65. Aide-Mémoire From the Soviet Embassy to the Department of State1

No. 3

According to Associated Press Agency reports, a nuclear rocket engine of the “Kiwi” type, which is a prototype of engines for space ships, was exploded for experimental purposes on January 12 of this year in the U.S.A. The purpose of this experiment, as the Agency points out, was to establish what might occur in case of an accident during the launching of a rocket with nuclear fuel. As an Associated Press correspondent reports, there occurred as a result of the explosion “a tremendous cloud of dust and a flash of light which blocked the sun” for some time. Judging by the report of this Agency, published prior to the experiment, the self-generating explosion of the nuclear rocket engine must have been accompanied by the dissemination of radioactive particles from the explosion over a large distance.

In connection with this the Soviet Government cannot but come to the conclusion that if these reports of the Associated Press Agency about the nuclear explosion which has been conducted conform to reality, then there has taken place a violation by the United States of the “Treaty Banning Nuclear Weapons Tests in the Atmosphere, in Outer Space and Underwater,” signed in Moscow on August 5, 1963, and which entered into force October 10 of that year. As is known, in point 1, Article I, of the cited treaty it is stated that each of its participants “undertakes to prohibit, to prevent, and not to carry out any nuclear weapon test explosion, or any other nuclear explosion, at any place under its jurisdiction or control,” in the atmosphere, in outer space and underwater.

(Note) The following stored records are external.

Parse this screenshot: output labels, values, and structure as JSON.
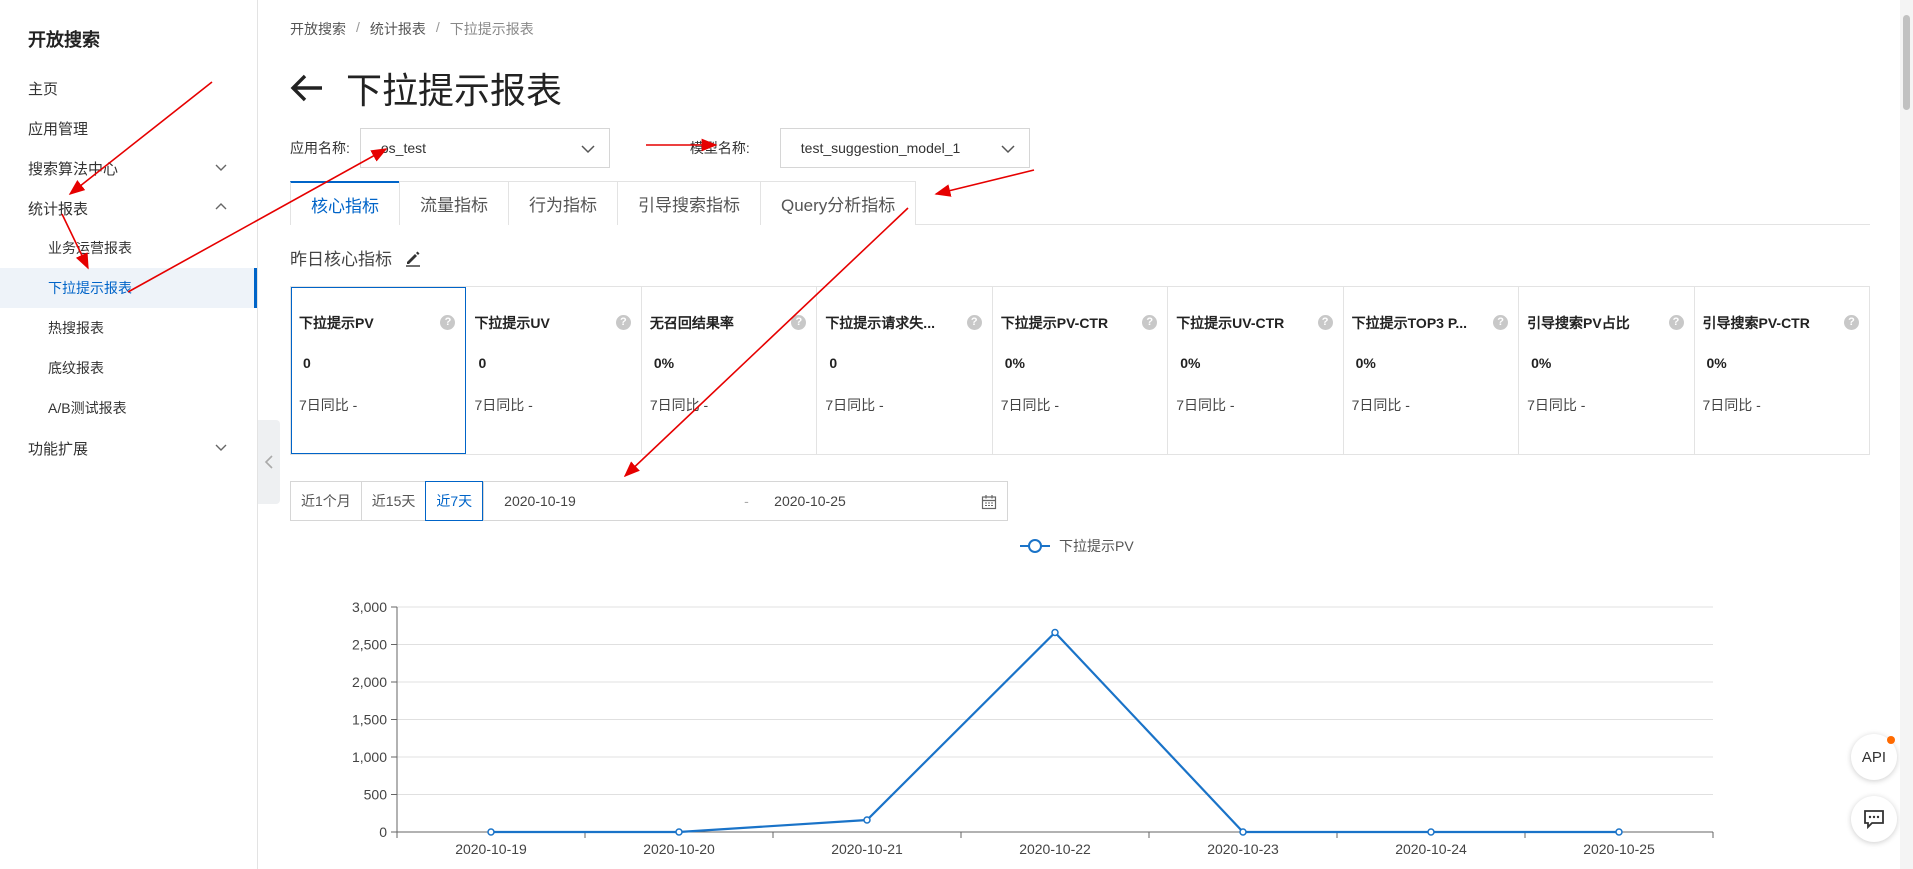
{
  "sidebar": {
    "brand": "开放搜索",
    "items": [
      {
        "label": "主页"
      },
      {
        "label": "应用管理"
      },
      {
        "label": "搜索算法中心"
      },
      {
        "label": "统计报表"
      },
      {
        "label": "业务运营报表"
      },
      {
        "label": "下拉提示报表"
      },
      {
        "label": "热搜报表"
      },
      {
        "label": "底纹报表"
      },
      {
        "label": "A/B测试报表"
      },
      {
        "label": "功能扩展"
      }
    ]
  },
  "breadcrumb": [
    "开放搜索",
    "统计报表",
    "下拉提示报表"
  ],
  "page_title": "下拉提示报表",
  "filters": {
    "app_label": "应用名称:",
    "app_value": "os_test",
    "model_label": "模型名称:",
    "model_value": "test_suggestion_model_1"
  },
  "tabs": [
    "核心指标",
    "流量指标",
    "行为指标",
    "引导搜索指标",
    "Query分析指标"
  ],
  "section_title": "昨日核心指标",
  "metrics": [
    {
      "title": "下拉提示PV",
      "value": "0",
      "compare": "7日同比 -"
    },
    {
      "title": "下拉提示UV",
      "value": "0",
      "compare": "7日同比 -"
    },
    {
      "title": "无召回结果率",
      "value": "0%",
      "compare": "7日同比 -"
    },
    {
      "title": "下拉提示请求失...",
      "value": "0",
      "compare": "7日同比 -"
    },
    {
      "title": "下拉提示PV-CTR",
      "value": "0%",
      "compare": "7日同比 -"
    },
    {
      "title": "下拉提示UV-CTR",
      "value": "0%",
      "compare": "7日同比 -"
    },
    {
      "title": "下拉提示TOP3 P...",
      "value": "0%",
      "compare": "7日同比 -"
    },
    {
      "title": "引导搜索PV占比",
      "value": "0%",
      "compare": "7日同比 -"
    },
    {
      "title": "引导搜索PV-CTR",
      "value": "0%",
      "compare": "7日同比 -"
    }
  ],
  "date_filter": {
    "quick": [
      "近1个月",
      "近15天",
      "近7天"
    ],
    "start": "2020-10-19",
    "separator": "-",
    "end": "2020-10-25"
  },
  "chart_data": {
    "type": "line",
    "categories": [
      "2020-10-19",
      "2020-10-20",
      "2020-10-21",
      "2020-10-22",
      "2020-10-23",
      "2020-10-24",
      "2020-10-25"
    ],
    "series": [
      {
        "name": "下拉提示PV",
        "values": [
          0,
          0,
          160,
          2660,
          0,
          0,
          0
        ]
      }
    ],
    "yticks": [
      "0",
      "500",
      "1,000",
      "1,500",
      "2,000",
      "2,500",
      "3,000"
    ],
    "ylim": [
      0,
      3000
    ],
    "legend": "top-center",
    "color": "#1a73c8"
  },
  "float_buttons": {
    "api": "API"
  },
  "colors": {
    "accent": "#0064c8",
    "annotation": "#e60000"
  }
}
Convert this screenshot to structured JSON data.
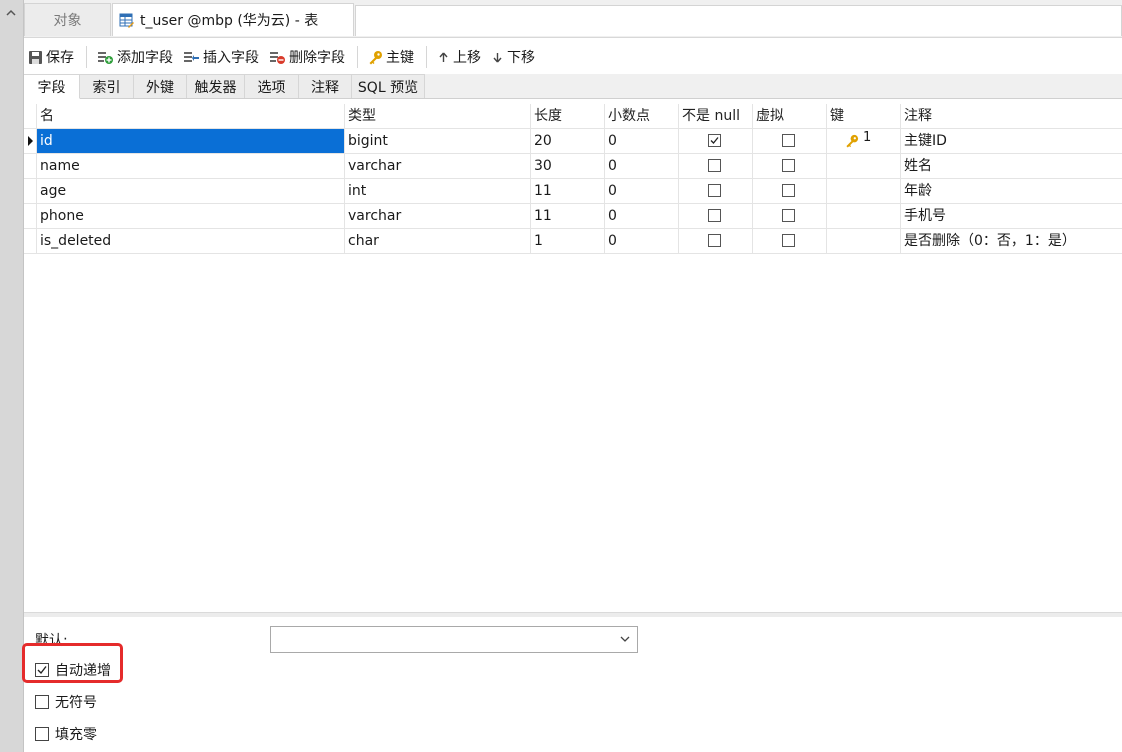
{
  "tabs": {
    "objects_label": "对象",
    "table_tab_label": "t_user @mbp (华为云) - 表"
  },
  "toolbar": {
    "save": "保存",
    "add_field": "添加字段",
    "insert_field": "插入字段",
    "delete_field": "删除字段",
    "primary_key": "主键",
    "move_up": "上移",
    "move_down": "下移"
  },
  "subtabs": [
    "字段",
    "索引",
    "外键",
    "触发器",
    "选项",
    "注释",
    "SQL 预览"
  ],
  "grid": {
    "headers": {
      "name": "名",
      "type": "类型",
      "length": "长度",
      "decimals": "小数点",
      "not_null": "不是 null",
      "virtual": "虚拟",
      "key": "键",
      "comment": "注释"
    },
    "rows": [
      {
        "name": "id",
        "type": "bigint",
        "length": "20",
        "decimals": "0",
        "not_null": true,
        "virtual": false,
        "key": "1",
        "comment": "主键ID"
      },
      {
        "name": "name",
        "type": "varchar",
        "length": "30",
        "decimals": "0",
        "not_null": false,
        "virtual": false,
        "key": "",
        "comment": "姓名"
      },
      {
        "name": "age",
        "type": "int",
        "length": "11",
        "decimals": "0",
        "not_null": false,
        "virtual": false,
        "key": "",
        "comment": "年龄"
      },
      {
        "name": "phone",
        "type": "varchar",
        "length": "11",
        "decimals": "0",
        "not_null": false,
        "virtual": false,
        "key": "",
        "comment": "手机号"
      },
      {
        "name": "is_deleted",
        "type": "char",
        "length": "1",
        "decimals": "0",
        "not_null": false,
        "virtual": false,
        "key": "",
        "comment": "是否删除（0：否，1：是）"
      }
    ]
  },
  "properties": {
    "default_label": "默认:",
    "default_value": "",
    "auto_increment_label": "自动递增",
    "auto_increment_checked": true,
    "unsigned_label": "无符号",
    "unsigned_checked": false,
    "zerofill_label": "填充零",
    "zerofill_checked": false
  },
  "colors": {
    "selection": "#0a6fd6",
    "highlight_box": "#e52b2b",
    "key_icon": "#e0a100"
  }
}
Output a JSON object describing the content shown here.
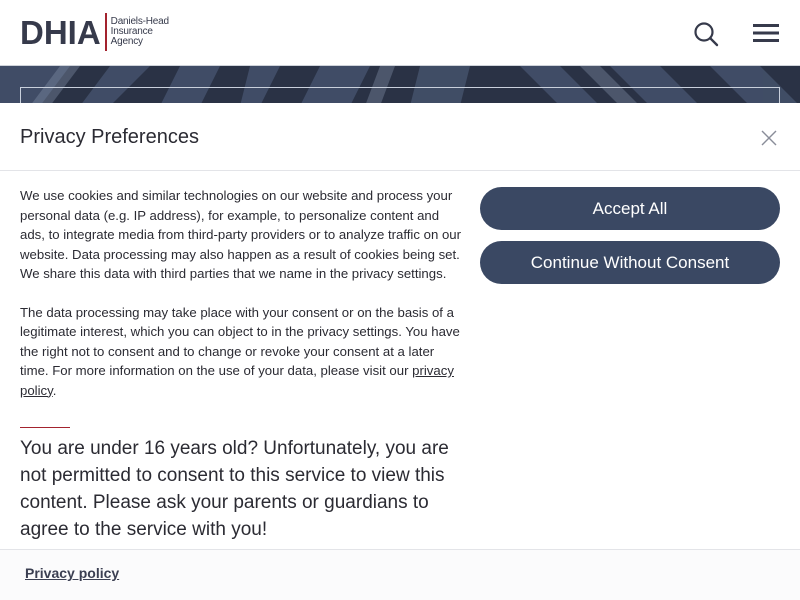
{
  "header": {
    "logo": {
      "mark": "DHIA",
      "sub_lines": [
        "Daniels-Head",
        "Insurance",
        "Agency"
      ]
    },
    "search_icon": "search-icon",
    "menu_icon": "hamburger-menu-icon"
  },
  "modal": {
    "title": "Privacy Preferences",
    "close_icon": "close-icon",
    "paragraph1": "We use cookies and similar technologies on our website and process your personal data (e.g. IP address), for example, to personalize content and ads, to integrate media from third-party providers or to analyze traffic on our website. Data processing may also happen as a result of cookies being set. We share this data with third parties that we name in the privacy settings.",
    "paragraph2_before": "The data processing may take place with your consent or on the basis of a legitimate interest, which you can object to in the privacy settings. You have the right not to consent and to change or revoke your consent at a later time. For more information on the use of your data, please visit our ",
    "paragraph2_link": "privacy policy",
    "paragraph2_after": ".",
    "age_warning": "You are under 16 years old? Unfortunately, you are not permitted to consent to this service to view this content. Please ask your parents or guardians to agree to the service with you!",
    "accept_all_label": "Accept All",
    "continue_label": "Continue Without Consent",
    "footer_link": "Privacy policy"
  },
  "colors": {
    "button_bg": "#3a4863",
    "accent_red": "#a3232e",
    "text": "#2b2b33",
    "hero_bg": "#2a3245"
  }
}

Considering the full seriousness of the situation which can arise in the case that there really took place a nuclear explosion falling under the prohibition stipulated by the treaty on the prohibition of nuclear weapons tests, the Soviet Government expects that the Government of the U.S.A. will give the necessary clarifications regarding the character of the experiment carried out in the U.S.A. on January 12 of this year.

  1. Source: Johnson Library, National Security File, Subject File, Nuclear Testing—USSR, Vol. I, Box 31. No classification marking. In a January 22 telephone call to Seaborg, Foster said that Dobrynin made this oral reply to Thompson at 3:15 p.m. the same day. (Seaborg, Journal, Vol. 10, p. 87) Dobrynin handed the aide-mémoire to Thompson, saying it was not related to the inquiry Secretary Rusk had made of him concerning the Soviet test on January 15. When Thompson responded that he hoped there was no relationship between the two inquiries, Dobrynin “said he thought that in fact there may have been some similarity between the two events in that both may have been accidents.” (Memorandum of conversation, January 22; ibid., p. 89)